The best way to go about identifying opportunities is to make a list of the top five franchises you are interested in, and then compare them according to the following criteria:

  • Cost of licensing fees
  • Flat fee or portion of sales
  • Resources they offer
  • Financing deals

2. Research your potential competitors

Some of the bigger brand names will have stores everywhere. This does not necessarily constitute a saturation of the market. If, for example, you are thinking about opening a McDonald’s in an area in which there are already two of them, you may still get a decent amount of business if it is a neighborhood in which cheap fast food is in high demand. You may have less luck opening a hardware or beauty franchise in a place where the brand is well-represented by current stores.

The bottom line here is that you must determine market interest and determine if there is enough interest in the franchise for a number of rival companies to succeed. If the market is already saturated, you will struggle to make headway against the shops that are already there.

3. Research startup costs

The cost of starting a franchise varies. You should know how much money you will need to invest upfront to start trading. Here are some of the costs you should keep in mind:

  • Travel costs: Most companies require you to travel to their headquarters or a nearby corporate office to learn more about their brand and culture and will not pay for you to do so
  • Training costs: You may be required to undergo training at one of their corporate sites for several weeks, and, again, the company will not foot this bill
  • Initial licensing fee: The brand may require you to pay a one-time initial fee to open your franchise and this can be as much as $50,000
  • Local fees and taxes: Your city and state may charge fees related to building permits and other matters
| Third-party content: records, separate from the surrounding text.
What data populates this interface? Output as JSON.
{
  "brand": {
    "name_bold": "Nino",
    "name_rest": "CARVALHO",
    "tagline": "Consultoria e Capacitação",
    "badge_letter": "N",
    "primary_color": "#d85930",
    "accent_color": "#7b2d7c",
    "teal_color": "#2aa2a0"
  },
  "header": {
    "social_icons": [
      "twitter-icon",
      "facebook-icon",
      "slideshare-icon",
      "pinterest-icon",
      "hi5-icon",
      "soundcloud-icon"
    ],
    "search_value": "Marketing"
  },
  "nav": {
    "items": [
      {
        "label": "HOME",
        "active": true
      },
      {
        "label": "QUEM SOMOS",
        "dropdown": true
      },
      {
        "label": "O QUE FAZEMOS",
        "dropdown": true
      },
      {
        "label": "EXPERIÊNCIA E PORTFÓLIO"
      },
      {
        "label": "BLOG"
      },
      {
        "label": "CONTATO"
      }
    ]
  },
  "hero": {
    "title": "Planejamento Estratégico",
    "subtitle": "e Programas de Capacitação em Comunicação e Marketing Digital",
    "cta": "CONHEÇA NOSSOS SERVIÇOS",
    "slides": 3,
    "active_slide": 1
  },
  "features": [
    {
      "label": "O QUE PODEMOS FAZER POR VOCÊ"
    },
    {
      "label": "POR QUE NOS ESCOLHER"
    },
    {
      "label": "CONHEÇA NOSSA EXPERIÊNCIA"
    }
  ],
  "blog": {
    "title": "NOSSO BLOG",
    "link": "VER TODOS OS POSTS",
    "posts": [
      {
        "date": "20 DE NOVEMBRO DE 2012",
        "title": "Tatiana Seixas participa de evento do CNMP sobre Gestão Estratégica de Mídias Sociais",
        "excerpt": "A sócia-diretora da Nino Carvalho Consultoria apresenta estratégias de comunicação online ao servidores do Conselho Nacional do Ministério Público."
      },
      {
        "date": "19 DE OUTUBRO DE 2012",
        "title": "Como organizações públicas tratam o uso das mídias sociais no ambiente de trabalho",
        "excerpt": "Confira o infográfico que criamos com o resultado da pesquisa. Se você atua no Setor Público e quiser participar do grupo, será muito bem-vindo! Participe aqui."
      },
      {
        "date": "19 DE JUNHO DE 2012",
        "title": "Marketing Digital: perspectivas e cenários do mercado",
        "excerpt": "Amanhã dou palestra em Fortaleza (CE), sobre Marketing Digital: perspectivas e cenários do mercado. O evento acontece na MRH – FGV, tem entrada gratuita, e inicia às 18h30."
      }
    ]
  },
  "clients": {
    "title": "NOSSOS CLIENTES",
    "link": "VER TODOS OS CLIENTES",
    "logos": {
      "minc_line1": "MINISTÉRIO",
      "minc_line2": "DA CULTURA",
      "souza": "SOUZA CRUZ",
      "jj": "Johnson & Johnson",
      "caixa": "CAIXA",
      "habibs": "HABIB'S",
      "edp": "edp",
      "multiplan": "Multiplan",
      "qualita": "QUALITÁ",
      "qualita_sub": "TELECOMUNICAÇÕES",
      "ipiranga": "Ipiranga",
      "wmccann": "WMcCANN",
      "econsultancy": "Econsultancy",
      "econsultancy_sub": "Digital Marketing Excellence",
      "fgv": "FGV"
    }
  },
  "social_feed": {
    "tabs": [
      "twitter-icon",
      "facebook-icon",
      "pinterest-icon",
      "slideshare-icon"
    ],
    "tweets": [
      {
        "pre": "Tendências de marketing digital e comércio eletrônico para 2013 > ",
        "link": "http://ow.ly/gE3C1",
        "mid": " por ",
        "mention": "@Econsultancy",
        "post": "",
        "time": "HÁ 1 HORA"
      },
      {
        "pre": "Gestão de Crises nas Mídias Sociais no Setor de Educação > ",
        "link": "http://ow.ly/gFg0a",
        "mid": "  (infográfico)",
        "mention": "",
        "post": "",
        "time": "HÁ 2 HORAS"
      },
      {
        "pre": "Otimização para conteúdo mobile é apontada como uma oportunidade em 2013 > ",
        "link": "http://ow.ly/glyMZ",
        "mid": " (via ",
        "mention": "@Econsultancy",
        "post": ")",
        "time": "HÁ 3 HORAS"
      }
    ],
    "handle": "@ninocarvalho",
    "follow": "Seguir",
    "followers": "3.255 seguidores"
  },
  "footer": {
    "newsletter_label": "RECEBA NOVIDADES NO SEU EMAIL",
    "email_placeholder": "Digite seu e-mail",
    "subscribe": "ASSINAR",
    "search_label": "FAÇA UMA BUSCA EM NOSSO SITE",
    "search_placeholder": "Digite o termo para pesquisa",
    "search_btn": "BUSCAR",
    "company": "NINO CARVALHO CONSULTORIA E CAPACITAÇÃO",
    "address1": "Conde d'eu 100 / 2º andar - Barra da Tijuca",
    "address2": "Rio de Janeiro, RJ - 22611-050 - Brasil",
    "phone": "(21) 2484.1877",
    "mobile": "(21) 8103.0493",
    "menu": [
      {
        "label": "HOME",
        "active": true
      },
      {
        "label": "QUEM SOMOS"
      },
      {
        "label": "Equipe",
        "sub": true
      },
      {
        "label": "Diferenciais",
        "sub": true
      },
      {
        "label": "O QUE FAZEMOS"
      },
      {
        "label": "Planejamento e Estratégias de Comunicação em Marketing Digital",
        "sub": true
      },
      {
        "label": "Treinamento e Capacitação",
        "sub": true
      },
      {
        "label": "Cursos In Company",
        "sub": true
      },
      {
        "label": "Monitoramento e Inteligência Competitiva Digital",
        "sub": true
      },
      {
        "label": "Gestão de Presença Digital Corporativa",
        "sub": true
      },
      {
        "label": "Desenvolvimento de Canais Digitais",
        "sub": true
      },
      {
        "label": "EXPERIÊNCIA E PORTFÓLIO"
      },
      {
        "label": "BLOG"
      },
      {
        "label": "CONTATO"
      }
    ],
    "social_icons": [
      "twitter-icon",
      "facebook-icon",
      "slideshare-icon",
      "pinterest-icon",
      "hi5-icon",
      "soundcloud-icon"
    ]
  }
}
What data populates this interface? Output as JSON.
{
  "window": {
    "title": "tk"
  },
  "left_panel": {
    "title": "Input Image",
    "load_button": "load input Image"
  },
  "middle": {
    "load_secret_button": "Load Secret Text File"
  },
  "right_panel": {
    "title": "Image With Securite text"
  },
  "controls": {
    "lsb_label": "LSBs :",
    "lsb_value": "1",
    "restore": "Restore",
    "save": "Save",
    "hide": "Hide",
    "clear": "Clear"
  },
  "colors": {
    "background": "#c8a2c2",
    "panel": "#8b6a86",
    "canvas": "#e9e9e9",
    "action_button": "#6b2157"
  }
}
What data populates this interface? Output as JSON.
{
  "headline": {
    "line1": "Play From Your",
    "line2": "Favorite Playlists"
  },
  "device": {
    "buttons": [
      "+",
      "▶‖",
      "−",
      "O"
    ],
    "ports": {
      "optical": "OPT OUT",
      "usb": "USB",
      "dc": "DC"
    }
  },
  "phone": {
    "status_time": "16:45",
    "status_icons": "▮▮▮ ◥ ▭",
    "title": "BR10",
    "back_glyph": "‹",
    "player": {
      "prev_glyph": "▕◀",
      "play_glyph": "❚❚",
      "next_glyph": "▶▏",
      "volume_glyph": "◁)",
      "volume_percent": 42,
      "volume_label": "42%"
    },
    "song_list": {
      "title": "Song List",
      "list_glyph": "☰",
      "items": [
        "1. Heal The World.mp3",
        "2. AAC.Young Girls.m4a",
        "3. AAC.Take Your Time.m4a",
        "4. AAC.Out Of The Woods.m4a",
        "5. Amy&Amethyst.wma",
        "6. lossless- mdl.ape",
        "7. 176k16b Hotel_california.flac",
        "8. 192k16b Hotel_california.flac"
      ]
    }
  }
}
4. Create a Business Plan

Although many of the basic offerings and operations of your franchise business will be decided for you, it is still important to develop a business plan. You may want to produce this document earlier in the process as it can help you raise the money you need to offset the startup costs mentioned above. Your business plan should include:

  • Executive summary: The franchise you intend to open and what will make your management of it unique
  • Market analysis: Present your target audience and how you intend to attract them to your franchise and make sales conversions
  • Management plan: How you intend to structure your business
  • Funding: How you intend to pay for franchise fees, labor, and supplies
  • Financial projections: An evidence-based estimate of revenue for the first 2-3 years
  • Marketing and sales plans: Your strategy for marketing your business and the tactics you will use to differentiate your franchise from others that may be in the area

5. Form an LLC or corporation

You will then need to establish your business as a legal entity. In most cases, the franchisor will insist that you create an LLC or corporation. This will separate your personal assets from those of the business.

If the franchisor has no particular rule about how to form the business, you will have other options, including making yourself the sole proprietor. However, this can be risky, as it makes you legally liable if the business falls into bankruptcy.

6. Choose a location

If you are opening a brick-and-mortar business, you will need to be very careful about where you choose to locate your franchise business. It should be affordable, visible, and near a highly trafficked location.

You should learn all about the location you choose; not just its current status, but future developments as well. If there will be significant construction work at or near the location you’re thinking about, it could impact foot traffic to it. Such a future development need not work to your detriment. If a new shopping mall will soon be built next to your proposed site, it could boost your prospects for new business.